To do this, the indices can be established. The data to contribute each factor should be carefully examined.

Figure 2 is the national level Index Image of Thailand.


Figure 2 Social Vulnerability

To be continued…..

Day_66 : Disaster Books At Riks, Measuring Vulnerability, and Disaster Theory (2)

The following books are very useful to understand disasters.
1. At Risk: Natural Hazards, People’s Vulnerability, and Disasters
2. Measuring Vulnerability to Natural Hazards: Towards Disaster Resilient Societies
3. Disaster Theory

1. “At risk” was already mentioned.


At Risk: Natural Hazards, People’s Vulnerability and Disasters

2. Birkman’s Measuring Vulnerability to Natural Hazards. This book is really really useful to understand the vulnerability of disaster research perspectives. The first, we can recognize what the vulnerability is. The second, this clarifies the vulnerability based on the people living in the areas. So the book divided the chapters or sections by the national, local, and community level.
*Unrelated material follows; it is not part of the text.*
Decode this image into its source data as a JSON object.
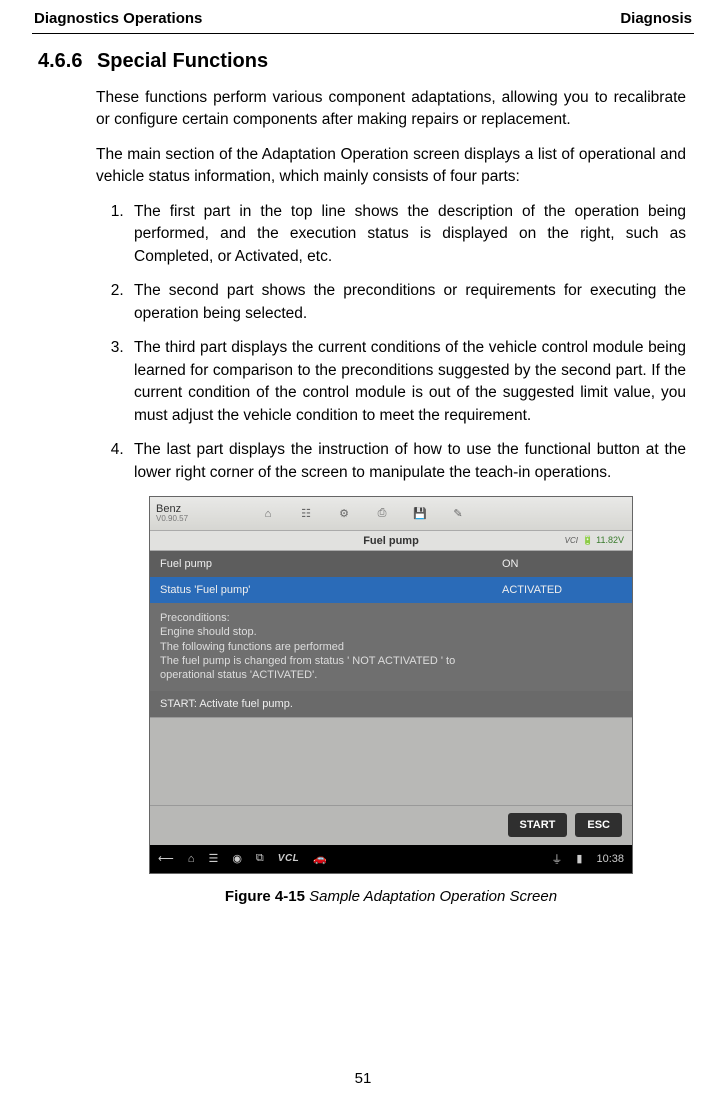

A brief explanation is found in the UN websites. An attached url also can be referred. This helps us to understand the Index, indices, and Indicators related work, which is internationally renown.


Measuring Vulnerability to Natural Hazards: Towards Disaster Resilient Societies

However, I also notice the vulnerability is one of the western thinking words facilitated by UN or developed countries. These kinds of “popular words” sometimes stop us to think the true meanings and the question of why this becomes popular. To avoid this, we can read these kinds of books from various perspectives.

3.Disaster Theory is very important to grasp the whole picture of what is the disasters and related terminologies. This book taught me a lot.


Disaster Theory: An Interdisciplinary Approach to Concepts and Causes (English Edition)